Who won: The Joker

Who should have won: Ezio Auditore (not even nominated?!)

In the overall scheme of things, the Joker is clearly the better character, but I really believe that this award belongs to Ezio. Ezio has become one of my favorite characters introduced in this generation. It is hard to find compelling characters in a generation that focuses less and less on single player campaigns and character development. Over the years, we have seen Ezio grow from an irresponsible teenager into a man responsible for an entire order of assassins. Since Ubisoft did such a great job at concluding Ezio’s story in Assassin’s Creed Revelations, I believe he deserved this award. I don’t have any serious gripes against the Joker winning this award, but I think it is an absolute crime that Ezio wasn’t even nominated.

Game of the Year:

Who won: The Elder Scrolls V: Skyrim

Who should have won: The Elder Scrolls V: Skyrim…. Aaaand?

I’m not going to argue with the decision to give Skyrim the game of the year award. Out of all of the games released this year, it was clearly the one that stood out the most. They made the right decision here, and I couldn’t agree more that Skyrim was the best game this year.
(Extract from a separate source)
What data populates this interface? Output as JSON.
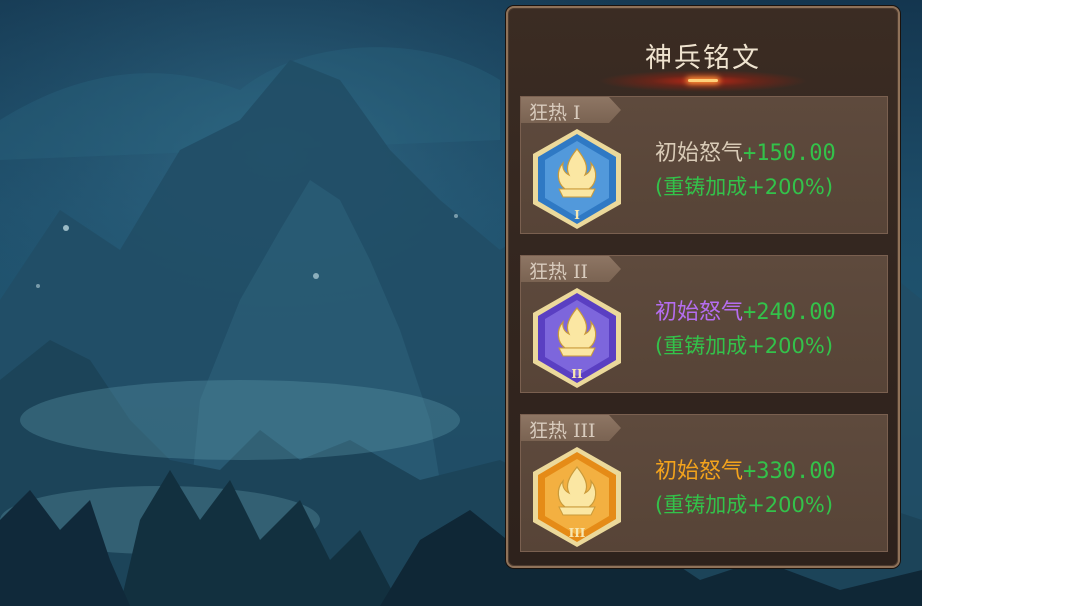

However, it wasn’t my personal favorite game that was released this year. That game will be saved for another post, but I can safely say that no one expects it, and that only a very small number of people have played it. By no means do I think this game was the best game released in 2011, but it was my personal favorite, and I NEEEEED to write about it! So, congratulations to The Elder Scrolls V: Skyrim’s well deserved award!
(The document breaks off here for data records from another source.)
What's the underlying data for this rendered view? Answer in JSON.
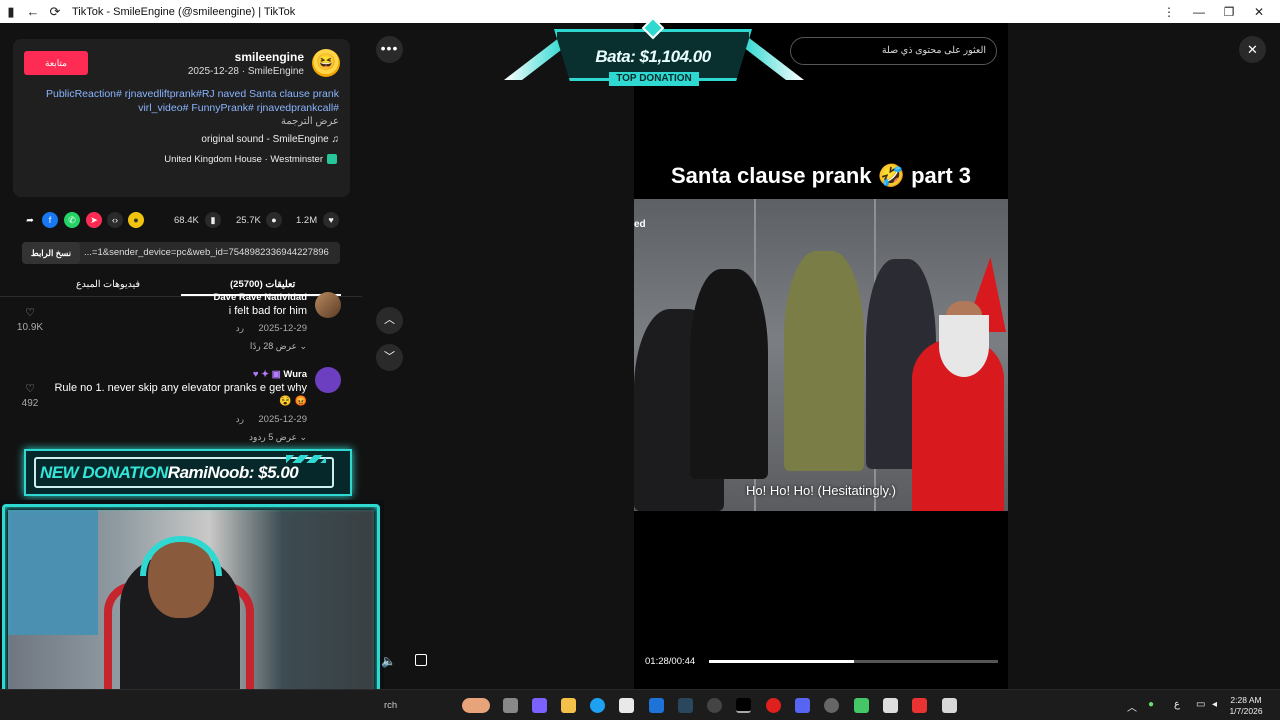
{
  "window": {
    "title": "TikTok - SmileEngine (@smileengine) | TikTok",
    "back_icon": "back-arrow-icon",
    "reload_icon": "reload-icon"
  },
  "post": {
    "follow_label": "متابعة",
    "username": "smileengine",
    "meta": "2025-12-28 · SmileEngine",
    "caption_line1": "PublicReaction# rjnavedliftprank#RJ naved Santa clause prank",
    "caption_line2": "virl_video# FunnyPrank# rjnavedprankcall#",
    "translate": "عرض الترجمة",
    "sound": "original sound - SmileEngine",
    "location": "United Kingdom House · Westminster"
  },
  "actions": {
    "likes": "1.2M",
    "comments": "25.7K",
    "saves": "68.4K"
  },
  "link": {
    "copy_label": "نسخ الرابط",
    "url": "...=1&sender_device=pc&web_id=7548982336944227896"
  },
  "tabs": {
    "comments": "تعليقات (25700)",
    "creator_videos": "فيديوهات المبدع"
  },
  "comments": [
    {
      "name": "Dave Rave Natividad",
      "text": "i felt bad for him",
      "date": "2025-12-29",
      "reply": "رد",
      "more": "عرض 28 ردًا",
      "likes": "10.9K"
    },
    {
      "name": "Wura",
      "text": "Rule no 1. never skip any elevator pranks e get why",
      "date": "2025-12-29",
      "reply": "رد",
      "more": "عرض 5 ردود",
      "likes": "492"
    }
  ],
  "overlay": {
    "new_donation_label": "NEW DONATION",
    "new_donation_text": "RamiNoob: $5.00",
    "top_amount": "Bata: $1,104.00",
    "top_label": "TOP DONATION"
  },
  "video": {
    "title": "Santa clause prank 🤣 part 3",
    "subtitle": "Ho! Ho! Ho! (Hesitatingly.)",
    "edge_text": "ed",
    "time": "01:28/00:44",
    "progress": 0.5
  },
  "search": {
    "placeholder": "العثور على محتوى ذي صلة"
  },
  "taskbar": {
    "search": "rch",
    "time": "2:28 AM",
    "date": "1/7/2026",
    "lang": "ع"
  },
  "colors": {
    "accent": "#fe2c55",
    "overlay_cyan": "#2fd8d0",
    "link_blue": "#8ab4ff"
  }
}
Will Xenoblade’s Localization Backfire?

Well, it looks like all of that bitching and moaning has finally paid off. Nintendo of America has finally announced that they, along with some unlikely assistance from GameStop, will be releasing the highly demanded Xenoblade Chronicles in North America. This comes as a huge surprise for those who have been demanding the game, due to the fact that Nintendo has commented numerous times about how they have no plans on bringing the popular JRPG stateside. While this is great news for some, is it possible that this move may end up blowing up in the faces of the fans hoping for more JRPGs to make their way over to America?

It’s pretty safe to say that JRPGs have lost the hold they used to have on the console market back in the PS1 and PS2 days. This generation has shown a huge decline in the popularity of JRPGs, which has begun to force the once popular genre almost exclusively onto handheld systems. When Nintendo of America announced that they had no plans to localize Xenoblade Chronicles, the main reason that they gave was that they did not expect the game to sell well enough to warrant a release. Now that they are finally releasing the game, I am afraid that we may prove them to be right.

Most of the fans who were clamoring for Xenoblade’s release have likely already imported the European version of the game. The JRPG fanbase is one of the most loyal in all of gaming; they are usually willing to do anything to get their hands on a game that they want. That being said, there aren’t many people out there who would be willing to buy the same game twice just to prove a point. This, combined with a market where JRPGs aren’t selling well, as well as a dwindling Wii user base could possibly lead to even more restrictions on the number of JRPGs brought to the states in the future.

The good thing is that localization costs are likely to be small due to the fact that the European version of the game already had an English translation. Also, Nintendo will make some of their money off of the exclusivity deal they signed with GameStop. Xenoblade has also received critical acclaim from European and Japanese reviewers, so hopefully a few good reviews from some big gaming websites will be able to draw more people in. It is certainly possible that Xenoblade will be a huge success, but the trends over the last few years point in the other direction.

Personally, I am very excited to finally get my hands on this game. But there is a significant chance that Nintendo of America will hit us with a snarky “I told you so” when this is all said and done.  With localizations of Xenoblade Chronicles, Ni No Kuni, Tales of the Abyss 3D, and Tales of Grace f slated for next year, 2012 will be a pivotal year in determining the fate of the JRPG on home console systems.